  3. You'll need 1000 small scales per square foot, when using the recommended ring size, so you just need to determine how many square foot the project will require.
  4. EVA foam. Cut pattern. Heat with heat gun to open up the lines. Still heavy, but less so than scales. Or use plastic scales and paint to suit. Lighter than metal but, with the support and rings needed, still likely damned heavy.
  5. What about something like this? They're a sew-on type but a goodly number of loops of strong thread, like upholstery thread, would hold them in place. Or perhaps sew through to a small leather backing? Here's a quick shot of one with a dime for scale.
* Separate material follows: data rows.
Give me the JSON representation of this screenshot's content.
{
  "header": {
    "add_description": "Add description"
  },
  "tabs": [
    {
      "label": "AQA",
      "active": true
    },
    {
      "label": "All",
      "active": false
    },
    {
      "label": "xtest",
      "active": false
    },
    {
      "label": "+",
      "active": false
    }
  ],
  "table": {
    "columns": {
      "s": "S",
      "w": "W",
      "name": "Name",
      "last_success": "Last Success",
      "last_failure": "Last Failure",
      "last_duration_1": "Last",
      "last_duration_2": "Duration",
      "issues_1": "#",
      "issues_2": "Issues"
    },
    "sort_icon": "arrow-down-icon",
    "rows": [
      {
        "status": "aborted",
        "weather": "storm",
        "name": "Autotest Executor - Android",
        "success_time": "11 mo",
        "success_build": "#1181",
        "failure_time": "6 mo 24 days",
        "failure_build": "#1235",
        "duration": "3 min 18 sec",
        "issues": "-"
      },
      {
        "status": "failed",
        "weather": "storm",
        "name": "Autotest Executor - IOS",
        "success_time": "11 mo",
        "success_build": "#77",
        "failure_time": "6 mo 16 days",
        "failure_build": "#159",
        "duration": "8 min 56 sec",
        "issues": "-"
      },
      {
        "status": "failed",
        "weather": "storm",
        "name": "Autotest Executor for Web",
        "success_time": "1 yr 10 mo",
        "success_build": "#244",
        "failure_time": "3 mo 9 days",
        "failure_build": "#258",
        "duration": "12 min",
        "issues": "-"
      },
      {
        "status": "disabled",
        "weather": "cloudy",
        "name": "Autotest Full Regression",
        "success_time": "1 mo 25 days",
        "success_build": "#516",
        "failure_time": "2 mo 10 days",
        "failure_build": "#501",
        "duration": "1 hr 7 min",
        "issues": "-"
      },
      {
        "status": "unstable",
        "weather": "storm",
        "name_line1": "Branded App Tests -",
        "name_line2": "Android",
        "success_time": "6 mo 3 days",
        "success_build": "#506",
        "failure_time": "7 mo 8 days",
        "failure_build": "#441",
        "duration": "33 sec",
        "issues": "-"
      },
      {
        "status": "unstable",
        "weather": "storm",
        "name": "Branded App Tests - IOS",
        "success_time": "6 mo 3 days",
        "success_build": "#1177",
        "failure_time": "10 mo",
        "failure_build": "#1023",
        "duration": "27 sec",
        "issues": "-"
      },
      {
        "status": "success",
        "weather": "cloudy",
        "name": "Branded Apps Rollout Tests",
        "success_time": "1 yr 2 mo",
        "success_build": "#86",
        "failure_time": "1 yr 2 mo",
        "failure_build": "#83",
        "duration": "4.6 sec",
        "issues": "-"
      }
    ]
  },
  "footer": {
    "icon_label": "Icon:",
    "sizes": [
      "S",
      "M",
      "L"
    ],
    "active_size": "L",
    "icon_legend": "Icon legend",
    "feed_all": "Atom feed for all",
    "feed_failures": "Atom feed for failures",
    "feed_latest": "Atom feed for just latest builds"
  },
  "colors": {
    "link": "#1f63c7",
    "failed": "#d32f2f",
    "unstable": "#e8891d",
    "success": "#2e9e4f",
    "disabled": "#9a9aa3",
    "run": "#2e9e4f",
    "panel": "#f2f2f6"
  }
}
  6. The last large scale piece that I made got hung in a tree, first sprayed with dish soap and hot water from one of those car washing nozzles, was then thoroughly rinsed with more warm water, and left to air dry for a couple of hours.
  7. Pretty much anything is possible but you would have to consider things like weight and support structure. The picture looks sort of like a "hoop skirt", covered with scales. The weight, even using anodized aluminum scales, would be considerable and would require some sort of harness to hold up. You would want to try and figure out how many square feet it would be so that you could calculate the number of scales (of whatever size) and rings, yielding an ultimate approximate weight. That would tell you if it's feasible to make. Maybe this will help some?
  8. Using something like The Ringinator to saw cut rings will give you a nice, clean cut. I built something similar, myself, for the cutting of aluminum, copper, brass, and bronze. Heavy bolt cutters give a sort of half cut, half mashed break that works well. If you check the tools/cutters section of the TRL website, they show what sort of cut their various tools give. What you use also depends on what material you intend to cut.
  9. The ones sold in bags of 10 are "premium bright anodized" scales. They're quite a bit more shiny than the regular anodized ones, but that comes at a cost. Because of that I would tend to use them more for jewellery or accents on a larger piece, rather than making a large piece out of them. But that's just me
  10. The straps can be made in the same direction as the main body, at a 90 degree angle as you have done, or at a 45 degree angle. It's all up to how you want the final product to look. It would be worth it to sit down for a few minutes and make a rough sketch of how you want it to look when finished, so that you have a clear image in your head of how to proceed.
  11. and CLOSED.
  12. I happen to have a project with me that a co-worker wanted to see so.... OPEN
  13. Nicely done
  14. Nice How did you finish the bottom?
  15. No, not mine. I don't have that particular skill, nor anywhere to reasonably exercise it. I picked the image up here and should have cited the source: And if you would like to see examples on how that sort of thing is created, David Guyton is a good source: I wouldn't exactly say they're a little more loose. The common way of weaving scale isn't full 4-in-1 though you can do that, or use 4-in-1 for edging the work. I might refer to it as 'more open' than 'more loose.'